Because of the restrictions placed on him afterward, he goes days without shaving and his hair grows wild and curly. Repulsed by the prison food, he drops 25 pounds. As the months pass, Del Río takes to mumbling gibberish and shadowboxing naked, hoping the court will deem him insane. The trial drags on, mainly because—against his attorney's advice—Del Río refuses to plead guilty. In July 2007, the jury convicts him on multiple counts of burglary, attempted burglary, and receiving stolen property. Only then does he begin cooperating. In exchange for having his 10-year sentence reduced by almost a third, he helps return property to his victims.
In the back of a sedan on the 405 Freeway, en route to a studio where, as part of a deal with prosecutors, Del Río will film a training video for the LAPD, he confesses to Longacre that he was plotting to melt down much of his haul and ship it to Spain. Around the same time, he draws a treasure map for the detective leading to his buried loot. It's precise down to the fraction of a meter, with an X to mark the spot.
Left: Del Río stowed cash and jewels worth an estimated $500,000 inside of a pipe which he buried beneath power lines that prevented metal detectors from working properly. Right: He later drew a treasure map—precise down to a fraction of a meter—guiding police to the hidden loot.
Since December 2009, Del Río has been housed at R.J. Donovan Correctional Facility in San Diego. He'll be deported upon release in 2013. I began communicating with him after he was incarcerated, asking him about his life. Some questions he answers. Most he evades.
One question he never answers is "Why?" It's the obvious and simple question: Why would someone like Del Río, who could have been almost anything he wanted choose the path he did? There's no easy explanation. Steeped in the Jesuit tradition, which exalts service to a greater cause, Del Río fills his phone calls and letters with concern for starving children and earthquake victims. "I knew I was good at what I was doing," he says, with a trace of pride. "I knew all the money I had. Can you imagine if I go to Africa and open a place for a doctor and buy all the medicine? Can you imagine how many lives you could save?"
But Del Río freely admits that his noble designs may only have been the justification he needed to steal. When I press him for more, he shuts down. He can't reconcile his notion of himself with reality.
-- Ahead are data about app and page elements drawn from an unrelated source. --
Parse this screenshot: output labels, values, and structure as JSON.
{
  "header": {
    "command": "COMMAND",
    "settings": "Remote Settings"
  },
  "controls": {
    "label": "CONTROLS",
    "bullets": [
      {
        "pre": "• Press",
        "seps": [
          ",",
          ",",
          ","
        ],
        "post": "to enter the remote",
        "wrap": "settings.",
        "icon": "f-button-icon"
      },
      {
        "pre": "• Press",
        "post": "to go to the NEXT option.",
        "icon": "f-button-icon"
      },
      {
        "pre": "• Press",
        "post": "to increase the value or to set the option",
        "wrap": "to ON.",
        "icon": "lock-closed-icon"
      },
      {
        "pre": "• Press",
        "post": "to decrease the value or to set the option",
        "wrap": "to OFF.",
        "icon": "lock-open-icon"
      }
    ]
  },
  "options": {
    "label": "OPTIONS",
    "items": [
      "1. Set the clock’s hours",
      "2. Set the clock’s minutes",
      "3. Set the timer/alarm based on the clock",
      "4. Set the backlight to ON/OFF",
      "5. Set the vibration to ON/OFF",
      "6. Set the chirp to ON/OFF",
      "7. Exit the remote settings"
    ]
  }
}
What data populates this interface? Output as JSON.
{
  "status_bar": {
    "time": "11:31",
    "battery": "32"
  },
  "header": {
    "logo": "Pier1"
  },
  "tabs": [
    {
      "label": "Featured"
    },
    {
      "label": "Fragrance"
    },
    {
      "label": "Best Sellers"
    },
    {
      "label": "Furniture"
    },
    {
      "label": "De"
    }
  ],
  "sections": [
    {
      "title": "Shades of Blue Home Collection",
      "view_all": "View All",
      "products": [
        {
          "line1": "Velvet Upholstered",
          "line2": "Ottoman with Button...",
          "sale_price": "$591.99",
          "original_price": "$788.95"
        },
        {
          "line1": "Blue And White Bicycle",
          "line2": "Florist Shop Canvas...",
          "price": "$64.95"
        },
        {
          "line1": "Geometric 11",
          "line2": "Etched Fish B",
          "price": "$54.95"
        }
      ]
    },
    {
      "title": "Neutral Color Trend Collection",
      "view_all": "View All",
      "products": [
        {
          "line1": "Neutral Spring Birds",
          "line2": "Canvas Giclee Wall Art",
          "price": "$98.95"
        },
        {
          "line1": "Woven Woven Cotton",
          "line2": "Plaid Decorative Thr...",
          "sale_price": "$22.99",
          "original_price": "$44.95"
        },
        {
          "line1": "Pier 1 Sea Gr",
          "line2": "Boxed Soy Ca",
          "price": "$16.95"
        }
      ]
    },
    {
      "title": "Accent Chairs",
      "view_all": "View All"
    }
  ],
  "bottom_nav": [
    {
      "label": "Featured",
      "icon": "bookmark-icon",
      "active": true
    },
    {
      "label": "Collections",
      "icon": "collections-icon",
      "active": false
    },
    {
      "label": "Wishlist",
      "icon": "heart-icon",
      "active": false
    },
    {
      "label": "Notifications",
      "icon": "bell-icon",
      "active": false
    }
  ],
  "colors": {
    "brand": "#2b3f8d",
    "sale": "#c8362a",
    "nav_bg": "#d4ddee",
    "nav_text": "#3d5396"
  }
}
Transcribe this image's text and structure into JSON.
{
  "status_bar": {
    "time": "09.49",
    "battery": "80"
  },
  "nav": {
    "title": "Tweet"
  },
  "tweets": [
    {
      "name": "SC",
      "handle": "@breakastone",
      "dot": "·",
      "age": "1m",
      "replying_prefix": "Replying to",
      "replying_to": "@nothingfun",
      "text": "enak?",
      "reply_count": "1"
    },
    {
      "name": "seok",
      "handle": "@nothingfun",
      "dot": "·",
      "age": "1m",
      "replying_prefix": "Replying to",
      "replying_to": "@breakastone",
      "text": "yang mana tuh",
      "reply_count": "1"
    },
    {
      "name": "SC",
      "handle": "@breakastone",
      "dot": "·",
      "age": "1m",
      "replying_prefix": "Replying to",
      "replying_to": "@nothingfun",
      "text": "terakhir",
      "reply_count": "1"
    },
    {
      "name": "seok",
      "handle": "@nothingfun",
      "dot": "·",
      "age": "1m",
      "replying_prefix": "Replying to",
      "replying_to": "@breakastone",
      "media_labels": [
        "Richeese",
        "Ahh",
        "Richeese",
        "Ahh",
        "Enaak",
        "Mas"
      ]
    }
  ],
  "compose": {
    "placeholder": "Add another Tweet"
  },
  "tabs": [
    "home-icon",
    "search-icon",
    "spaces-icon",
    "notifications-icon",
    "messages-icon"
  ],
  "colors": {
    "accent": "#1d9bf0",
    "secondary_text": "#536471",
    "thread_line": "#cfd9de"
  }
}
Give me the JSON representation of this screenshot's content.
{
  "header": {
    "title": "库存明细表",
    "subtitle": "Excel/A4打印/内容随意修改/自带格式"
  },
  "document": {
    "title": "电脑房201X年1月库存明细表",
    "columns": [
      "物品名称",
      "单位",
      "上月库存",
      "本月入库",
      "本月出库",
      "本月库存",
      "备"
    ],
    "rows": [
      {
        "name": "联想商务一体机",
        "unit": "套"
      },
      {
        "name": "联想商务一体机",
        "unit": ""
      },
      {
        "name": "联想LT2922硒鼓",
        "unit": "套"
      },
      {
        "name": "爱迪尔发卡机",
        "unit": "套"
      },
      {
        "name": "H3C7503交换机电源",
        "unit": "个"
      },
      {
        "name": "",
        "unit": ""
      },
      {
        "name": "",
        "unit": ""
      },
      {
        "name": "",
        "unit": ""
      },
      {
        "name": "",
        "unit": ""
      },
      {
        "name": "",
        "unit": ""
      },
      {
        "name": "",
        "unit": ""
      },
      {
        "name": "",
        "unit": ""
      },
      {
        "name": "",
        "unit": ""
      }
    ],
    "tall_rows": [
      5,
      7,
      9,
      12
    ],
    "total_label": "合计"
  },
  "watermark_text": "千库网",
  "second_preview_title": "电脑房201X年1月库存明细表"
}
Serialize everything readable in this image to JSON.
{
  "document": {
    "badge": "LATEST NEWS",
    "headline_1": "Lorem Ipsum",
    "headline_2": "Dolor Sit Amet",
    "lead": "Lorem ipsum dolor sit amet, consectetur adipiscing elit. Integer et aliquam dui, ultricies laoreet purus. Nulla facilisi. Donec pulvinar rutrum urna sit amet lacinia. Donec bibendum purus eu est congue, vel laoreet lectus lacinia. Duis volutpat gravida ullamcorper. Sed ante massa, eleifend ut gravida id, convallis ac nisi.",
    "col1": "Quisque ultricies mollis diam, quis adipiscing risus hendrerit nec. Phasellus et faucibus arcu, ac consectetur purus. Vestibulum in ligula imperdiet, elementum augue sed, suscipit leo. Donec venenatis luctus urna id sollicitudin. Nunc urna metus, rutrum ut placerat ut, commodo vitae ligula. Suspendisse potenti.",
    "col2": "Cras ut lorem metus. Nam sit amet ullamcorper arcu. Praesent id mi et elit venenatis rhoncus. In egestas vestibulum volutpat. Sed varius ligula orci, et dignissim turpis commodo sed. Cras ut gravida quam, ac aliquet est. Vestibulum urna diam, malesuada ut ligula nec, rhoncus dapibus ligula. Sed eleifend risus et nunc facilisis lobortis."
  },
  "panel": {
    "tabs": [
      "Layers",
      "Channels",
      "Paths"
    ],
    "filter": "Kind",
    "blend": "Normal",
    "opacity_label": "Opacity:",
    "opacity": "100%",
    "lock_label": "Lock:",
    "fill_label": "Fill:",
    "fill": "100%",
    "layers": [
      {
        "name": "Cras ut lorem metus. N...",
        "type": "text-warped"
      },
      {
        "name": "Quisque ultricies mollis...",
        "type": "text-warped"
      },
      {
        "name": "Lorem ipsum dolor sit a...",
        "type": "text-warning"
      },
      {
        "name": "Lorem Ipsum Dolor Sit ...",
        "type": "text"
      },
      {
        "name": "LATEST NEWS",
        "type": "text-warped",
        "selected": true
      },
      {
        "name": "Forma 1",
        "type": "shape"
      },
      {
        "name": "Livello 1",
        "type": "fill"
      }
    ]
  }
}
He dismisses every portrayal of himself in the media as "unrealistic." Yet when offered the opportunity to right the record, he refuses. At one point he tells me that "when you're faithful to your principles, you can be fearless." It's a choice bit of insight. What principles he possesses, he betrayed. And Ignacio Del Río —boxer, daredevil, master thief—is terrified. On the phone, he nearly breaks into tears describing his fear of talking to me. He's afraid of what I'll write. But more than that, he's afraid he'll have to confront himself.
In the end, there's little romance in being a great cat burglar. It's a lonely, selfish fantasy and a unique addiction. In prison, Del Río has withdrawn even further into his familiar emotional architecture. He spends a lot of time in "the hole" for his gamberradas against the system.
"I can't stand anybody telling me what to do," he says. "I got no rules." He keeps to himself, he adds, spending hours shadowboxing in the yard or meditating in his cell. He's back on a fighting diet. He is training again. For what, though, it's hard to know.